During the Spanish civil war of the 1930s it was much harder to get sherry oak casks. Fortunately Bourbon barrels are also made from oak. As a further stroke of luck, after prohibition in 1935, the powerful cooper unions made it a federal law that bourbon casks can only be used once. The Scottish whisky industry jumped at the chance to buy cheaper casks. Today around 90% of all whisky is matured in American bourbon casks.
Bourbon barrels are charred – the inside of the cask is set on fire for a short period of time, which creates a black charred layer. Different levels of ‘charring’ will change the spectrum of flavours as vanillin, lactones, “smokiness”, spice notes and tannins are imparted into the whisky. Below the charred layer, heat on the wood unlocks natural sugars in the wood that will be released into the whisky over time as caramel flavours. The charred surface also helps filters the new spirit.
Sherry casks are toasted rather than charred. It is accepted that sherry casks impart more flavour into the whisky. Many whiskies are matured in a bourbon cask and then ‘finished’ in a sherry cask for the last few months or years.
A cask can only be used to mature whisky so many times before it loses its magic – at which point the distiller will consider moving the whisky to a more active barrel.
New spirit can have an unpleasant taste, with age this unwanted taste diminishes until after 5-8 years it is gone. With time more flavour (vanilla, toffee and oak) from the cask is added to the whisky. Different casks reach their peak at different times – the point when the character of the whisky and the flavour that the cask imparts are perfectly matched. Thankfully it is the job of the distiller to judge this timing. Each year the percentage of whisky 1-3% evaporates is called “the Angels Share”. Thanks to the angels this makes older whisky progressively more expensive.
Some of the best whiskies have no age statement, but allow distillers to best manage stock and quality levels.
When it comes to enjoying flavours – our mouth gets the credit, while our nose does all the work. When it comes to flavour our tongues are crude receptors while the real action, complexity and pleasure comes from the back of nasal cavaities. Aroma – remember take a good sniff of your whisky. A tulip shaped glass will work best to capture the aroma.
Check out the legs – tilt the glass so that whisky swills on the sides of the glass. When you tilt the glass back the whisky streaks are called the “legs”. The slower the legs run back – the older the whisky.
Colour – a golden-hued was likely matured in sherry oak while a paler whisky may have been matured in a bourbon cask – but it is not always the case.
Taste – Sip from the glass, letting the single malt rest on your tongue. Savour it in your mouth to get the maximum flavour and benefit. Different parts of your tongue and mouth respond to different flavours so swash the whisky around to gain maximum effect.

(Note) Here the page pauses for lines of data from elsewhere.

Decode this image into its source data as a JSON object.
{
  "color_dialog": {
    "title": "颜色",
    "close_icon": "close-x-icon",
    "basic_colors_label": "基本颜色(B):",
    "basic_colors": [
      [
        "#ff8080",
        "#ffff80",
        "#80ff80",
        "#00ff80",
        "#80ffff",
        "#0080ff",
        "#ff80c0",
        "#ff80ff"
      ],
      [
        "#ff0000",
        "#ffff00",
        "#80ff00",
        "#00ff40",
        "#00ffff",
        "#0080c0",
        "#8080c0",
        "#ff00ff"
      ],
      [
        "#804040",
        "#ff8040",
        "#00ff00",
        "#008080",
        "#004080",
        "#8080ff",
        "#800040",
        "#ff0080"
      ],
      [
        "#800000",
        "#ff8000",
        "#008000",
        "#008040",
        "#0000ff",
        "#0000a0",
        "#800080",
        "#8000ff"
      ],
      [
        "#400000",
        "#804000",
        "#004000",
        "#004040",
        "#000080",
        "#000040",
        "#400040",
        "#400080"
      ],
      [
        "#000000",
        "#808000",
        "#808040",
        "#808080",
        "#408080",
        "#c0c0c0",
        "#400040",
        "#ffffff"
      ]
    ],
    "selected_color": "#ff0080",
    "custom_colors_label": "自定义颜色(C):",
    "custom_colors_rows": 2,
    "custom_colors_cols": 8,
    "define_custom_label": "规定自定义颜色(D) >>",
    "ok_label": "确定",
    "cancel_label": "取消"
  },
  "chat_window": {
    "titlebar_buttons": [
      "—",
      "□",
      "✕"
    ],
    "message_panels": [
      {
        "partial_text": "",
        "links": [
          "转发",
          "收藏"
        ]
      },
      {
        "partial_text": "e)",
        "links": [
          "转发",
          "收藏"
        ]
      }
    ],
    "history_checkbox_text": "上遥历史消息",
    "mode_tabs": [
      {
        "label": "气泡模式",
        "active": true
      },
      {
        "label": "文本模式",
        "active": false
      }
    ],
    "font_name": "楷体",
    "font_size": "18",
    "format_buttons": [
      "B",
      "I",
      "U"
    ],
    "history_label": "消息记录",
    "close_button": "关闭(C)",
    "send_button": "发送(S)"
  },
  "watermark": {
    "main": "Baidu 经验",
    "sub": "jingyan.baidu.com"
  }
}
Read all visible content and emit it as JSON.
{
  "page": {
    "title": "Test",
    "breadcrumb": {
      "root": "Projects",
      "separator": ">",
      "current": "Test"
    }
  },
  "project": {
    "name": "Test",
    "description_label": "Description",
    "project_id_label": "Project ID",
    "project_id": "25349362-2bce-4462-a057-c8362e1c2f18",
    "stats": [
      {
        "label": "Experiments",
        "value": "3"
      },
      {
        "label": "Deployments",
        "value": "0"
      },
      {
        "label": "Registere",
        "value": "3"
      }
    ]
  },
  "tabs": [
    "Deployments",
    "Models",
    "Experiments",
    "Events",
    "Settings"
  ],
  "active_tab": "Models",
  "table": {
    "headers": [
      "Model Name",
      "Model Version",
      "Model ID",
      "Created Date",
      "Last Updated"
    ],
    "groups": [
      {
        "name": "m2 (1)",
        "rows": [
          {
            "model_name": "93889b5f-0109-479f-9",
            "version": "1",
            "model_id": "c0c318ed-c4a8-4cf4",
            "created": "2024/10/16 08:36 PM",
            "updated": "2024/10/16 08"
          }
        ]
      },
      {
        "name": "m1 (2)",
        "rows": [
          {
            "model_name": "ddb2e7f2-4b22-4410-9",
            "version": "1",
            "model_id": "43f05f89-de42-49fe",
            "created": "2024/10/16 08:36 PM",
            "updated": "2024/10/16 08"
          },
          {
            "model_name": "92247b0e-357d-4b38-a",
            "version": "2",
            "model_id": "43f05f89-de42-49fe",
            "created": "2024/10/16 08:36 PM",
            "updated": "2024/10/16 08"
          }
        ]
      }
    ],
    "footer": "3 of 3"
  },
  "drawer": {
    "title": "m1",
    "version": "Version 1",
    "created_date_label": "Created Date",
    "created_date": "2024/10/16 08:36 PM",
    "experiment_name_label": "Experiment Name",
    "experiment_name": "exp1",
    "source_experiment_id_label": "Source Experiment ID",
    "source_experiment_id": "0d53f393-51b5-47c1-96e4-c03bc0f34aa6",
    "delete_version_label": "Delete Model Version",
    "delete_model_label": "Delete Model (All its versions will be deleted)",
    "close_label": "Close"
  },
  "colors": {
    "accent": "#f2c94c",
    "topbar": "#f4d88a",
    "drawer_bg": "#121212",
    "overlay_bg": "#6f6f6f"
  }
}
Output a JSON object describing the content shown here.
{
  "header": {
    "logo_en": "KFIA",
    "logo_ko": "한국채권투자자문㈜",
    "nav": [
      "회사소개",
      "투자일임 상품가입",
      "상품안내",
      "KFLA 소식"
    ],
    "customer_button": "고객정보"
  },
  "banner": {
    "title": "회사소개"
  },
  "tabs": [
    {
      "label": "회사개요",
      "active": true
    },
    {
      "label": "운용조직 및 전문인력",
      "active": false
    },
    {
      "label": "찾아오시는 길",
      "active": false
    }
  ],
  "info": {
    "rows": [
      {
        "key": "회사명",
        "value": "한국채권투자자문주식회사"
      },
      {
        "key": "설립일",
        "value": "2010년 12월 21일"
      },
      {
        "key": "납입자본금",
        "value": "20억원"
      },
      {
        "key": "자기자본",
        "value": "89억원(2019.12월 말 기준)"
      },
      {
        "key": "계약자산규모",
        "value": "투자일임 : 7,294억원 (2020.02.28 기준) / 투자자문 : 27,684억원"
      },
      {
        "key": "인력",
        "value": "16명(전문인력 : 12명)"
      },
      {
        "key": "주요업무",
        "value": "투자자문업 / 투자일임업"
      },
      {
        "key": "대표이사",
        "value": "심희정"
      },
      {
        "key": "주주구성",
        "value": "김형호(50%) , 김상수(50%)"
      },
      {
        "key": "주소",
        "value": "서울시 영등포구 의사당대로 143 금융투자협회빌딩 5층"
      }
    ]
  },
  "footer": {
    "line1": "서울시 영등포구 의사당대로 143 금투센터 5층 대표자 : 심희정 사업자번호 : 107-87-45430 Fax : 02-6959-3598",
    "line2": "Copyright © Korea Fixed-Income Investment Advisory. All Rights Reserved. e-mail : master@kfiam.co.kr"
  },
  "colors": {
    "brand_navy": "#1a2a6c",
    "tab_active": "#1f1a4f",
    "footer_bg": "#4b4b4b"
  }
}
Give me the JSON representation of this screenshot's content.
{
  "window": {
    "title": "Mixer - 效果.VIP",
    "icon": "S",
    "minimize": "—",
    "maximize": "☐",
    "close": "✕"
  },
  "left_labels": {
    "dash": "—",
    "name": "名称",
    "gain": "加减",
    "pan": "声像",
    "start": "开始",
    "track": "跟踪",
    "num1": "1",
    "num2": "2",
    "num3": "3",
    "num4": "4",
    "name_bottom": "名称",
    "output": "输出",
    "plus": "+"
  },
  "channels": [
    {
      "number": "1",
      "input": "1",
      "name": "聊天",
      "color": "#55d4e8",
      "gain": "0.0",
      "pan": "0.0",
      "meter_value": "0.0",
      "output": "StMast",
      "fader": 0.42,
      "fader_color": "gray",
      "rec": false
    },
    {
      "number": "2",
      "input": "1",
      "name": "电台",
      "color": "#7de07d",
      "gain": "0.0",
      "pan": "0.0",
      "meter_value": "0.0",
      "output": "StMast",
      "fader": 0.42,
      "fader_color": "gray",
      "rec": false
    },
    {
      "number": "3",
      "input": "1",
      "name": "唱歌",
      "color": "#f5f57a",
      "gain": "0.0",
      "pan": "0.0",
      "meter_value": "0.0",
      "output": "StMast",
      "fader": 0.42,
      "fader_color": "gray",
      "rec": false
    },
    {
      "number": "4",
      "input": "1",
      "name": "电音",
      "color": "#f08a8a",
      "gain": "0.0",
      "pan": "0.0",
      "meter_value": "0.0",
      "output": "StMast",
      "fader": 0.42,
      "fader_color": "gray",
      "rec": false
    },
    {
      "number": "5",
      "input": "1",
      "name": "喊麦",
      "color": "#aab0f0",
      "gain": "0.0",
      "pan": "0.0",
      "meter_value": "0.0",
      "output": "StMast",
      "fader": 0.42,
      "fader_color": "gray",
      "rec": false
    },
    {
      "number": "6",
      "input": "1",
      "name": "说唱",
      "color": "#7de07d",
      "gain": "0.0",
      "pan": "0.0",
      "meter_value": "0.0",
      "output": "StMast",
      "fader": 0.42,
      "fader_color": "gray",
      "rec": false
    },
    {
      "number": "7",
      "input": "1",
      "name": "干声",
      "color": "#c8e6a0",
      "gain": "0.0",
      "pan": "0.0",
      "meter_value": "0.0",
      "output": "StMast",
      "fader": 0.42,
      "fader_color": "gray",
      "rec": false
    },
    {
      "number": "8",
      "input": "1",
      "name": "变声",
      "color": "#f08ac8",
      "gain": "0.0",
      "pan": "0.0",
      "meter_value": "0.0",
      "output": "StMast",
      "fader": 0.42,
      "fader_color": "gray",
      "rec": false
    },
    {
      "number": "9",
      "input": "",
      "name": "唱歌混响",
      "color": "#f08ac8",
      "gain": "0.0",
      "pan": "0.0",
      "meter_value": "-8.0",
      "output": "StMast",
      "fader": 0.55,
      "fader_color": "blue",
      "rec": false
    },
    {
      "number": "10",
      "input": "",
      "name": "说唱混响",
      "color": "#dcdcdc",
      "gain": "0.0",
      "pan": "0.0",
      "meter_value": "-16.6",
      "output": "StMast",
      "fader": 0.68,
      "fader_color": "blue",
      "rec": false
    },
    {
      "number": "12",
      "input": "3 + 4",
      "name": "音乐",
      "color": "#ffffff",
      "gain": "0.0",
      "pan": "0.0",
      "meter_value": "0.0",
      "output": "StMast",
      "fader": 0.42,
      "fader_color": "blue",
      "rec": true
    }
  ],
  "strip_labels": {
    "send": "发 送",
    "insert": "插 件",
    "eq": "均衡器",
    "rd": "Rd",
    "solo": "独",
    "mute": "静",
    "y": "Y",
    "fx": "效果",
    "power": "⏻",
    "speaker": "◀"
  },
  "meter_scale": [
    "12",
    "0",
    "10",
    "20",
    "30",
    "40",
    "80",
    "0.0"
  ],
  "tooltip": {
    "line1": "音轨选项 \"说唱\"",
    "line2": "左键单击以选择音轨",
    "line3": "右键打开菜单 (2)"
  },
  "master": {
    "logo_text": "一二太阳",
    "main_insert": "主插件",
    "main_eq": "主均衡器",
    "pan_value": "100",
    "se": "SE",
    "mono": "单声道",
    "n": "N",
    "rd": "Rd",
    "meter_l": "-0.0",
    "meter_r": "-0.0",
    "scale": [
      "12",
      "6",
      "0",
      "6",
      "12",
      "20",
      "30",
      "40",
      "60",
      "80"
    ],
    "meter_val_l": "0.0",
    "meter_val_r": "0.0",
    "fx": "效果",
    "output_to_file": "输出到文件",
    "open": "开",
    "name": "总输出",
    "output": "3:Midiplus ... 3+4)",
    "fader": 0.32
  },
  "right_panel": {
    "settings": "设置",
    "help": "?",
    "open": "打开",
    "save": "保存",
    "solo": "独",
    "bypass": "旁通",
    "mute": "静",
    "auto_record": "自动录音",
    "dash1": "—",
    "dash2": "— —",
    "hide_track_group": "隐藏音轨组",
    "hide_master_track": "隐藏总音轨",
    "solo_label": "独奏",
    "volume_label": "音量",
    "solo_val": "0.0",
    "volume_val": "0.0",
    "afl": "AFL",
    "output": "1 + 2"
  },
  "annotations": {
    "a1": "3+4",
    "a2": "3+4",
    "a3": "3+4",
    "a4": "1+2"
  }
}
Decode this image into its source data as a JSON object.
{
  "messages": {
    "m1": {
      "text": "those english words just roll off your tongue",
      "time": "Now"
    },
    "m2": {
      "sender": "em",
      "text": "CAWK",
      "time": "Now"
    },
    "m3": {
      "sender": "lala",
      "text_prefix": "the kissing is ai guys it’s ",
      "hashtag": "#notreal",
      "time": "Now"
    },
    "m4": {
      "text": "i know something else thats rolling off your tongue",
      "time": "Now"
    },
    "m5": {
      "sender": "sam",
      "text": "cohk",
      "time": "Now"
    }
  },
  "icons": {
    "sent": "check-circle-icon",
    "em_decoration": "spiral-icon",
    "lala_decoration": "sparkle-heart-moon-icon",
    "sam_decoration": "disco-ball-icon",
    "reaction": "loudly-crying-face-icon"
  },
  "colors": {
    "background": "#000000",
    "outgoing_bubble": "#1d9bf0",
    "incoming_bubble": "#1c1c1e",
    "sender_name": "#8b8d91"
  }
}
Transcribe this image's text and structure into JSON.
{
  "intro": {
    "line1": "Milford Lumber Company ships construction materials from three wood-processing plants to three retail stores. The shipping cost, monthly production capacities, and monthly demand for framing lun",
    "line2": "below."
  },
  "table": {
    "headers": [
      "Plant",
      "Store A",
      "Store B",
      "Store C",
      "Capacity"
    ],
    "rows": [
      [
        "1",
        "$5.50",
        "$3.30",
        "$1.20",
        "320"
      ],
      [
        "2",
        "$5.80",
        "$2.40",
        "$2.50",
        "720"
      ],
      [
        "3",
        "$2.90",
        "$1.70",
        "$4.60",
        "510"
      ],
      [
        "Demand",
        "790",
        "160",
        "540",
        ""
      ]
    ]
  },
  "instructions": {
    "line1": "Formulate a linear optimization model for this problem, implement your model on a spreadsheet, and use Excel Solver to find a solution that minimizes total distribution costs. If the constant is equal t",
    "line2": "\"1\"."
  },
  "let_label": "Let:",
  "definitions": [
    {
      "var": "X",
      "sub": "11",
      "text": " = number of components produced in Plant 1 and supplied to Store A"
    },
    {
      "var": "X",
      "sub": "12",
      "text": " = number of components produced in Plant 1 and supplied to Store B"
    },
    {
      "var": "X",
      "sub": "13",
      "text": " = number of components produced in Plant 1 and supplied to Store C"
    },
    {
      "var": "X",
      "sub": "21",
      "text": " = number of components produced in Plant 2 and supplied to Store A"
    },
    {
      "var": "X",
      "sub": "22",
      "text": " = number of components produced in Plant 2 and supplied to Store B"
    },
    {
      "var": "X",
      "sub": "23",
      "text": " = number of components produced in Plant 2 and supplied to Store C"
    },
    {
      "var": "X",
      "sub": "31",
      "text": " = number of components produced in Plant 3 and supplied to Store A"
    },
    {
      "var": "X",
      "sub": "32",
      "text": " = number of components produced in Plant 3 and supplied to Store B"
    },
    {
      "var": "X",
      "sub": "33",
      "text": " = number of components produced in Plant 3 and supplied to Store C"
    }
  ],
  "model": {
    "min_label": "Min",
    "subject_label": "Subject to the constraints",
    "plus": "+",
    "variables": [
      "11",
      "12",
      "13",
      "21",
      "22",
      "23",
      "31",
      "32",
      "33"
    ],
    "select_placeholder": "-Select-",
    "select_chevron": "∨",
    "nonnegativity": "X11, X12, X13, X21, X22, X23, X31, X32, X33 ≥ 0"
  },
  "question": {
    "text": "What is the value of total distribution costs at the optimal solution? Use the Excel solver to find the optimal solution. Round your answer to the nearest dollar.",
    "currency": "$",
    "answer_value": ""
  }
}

The Finnish – The finish is the after taste that comes once you have swallowed the whisky. Some people say that the complexity of the finish in whisky is what differentiates it from all other spirits. Once you get passed the alcoholic burn, then numerous flavours can reveal themselves, some of which can be extremely subtle.
Water – adding a little water is recommended to unlock some of the flavours – and to dilute stronger whiskies to reduce the alcoholic burn. Only add a very little at a time.
Enjoy your whisky and raise a glass to the American coopers in the bourbon industry – their barrels have helped build the Scottish whisky.
Feature image credit: Laphroaig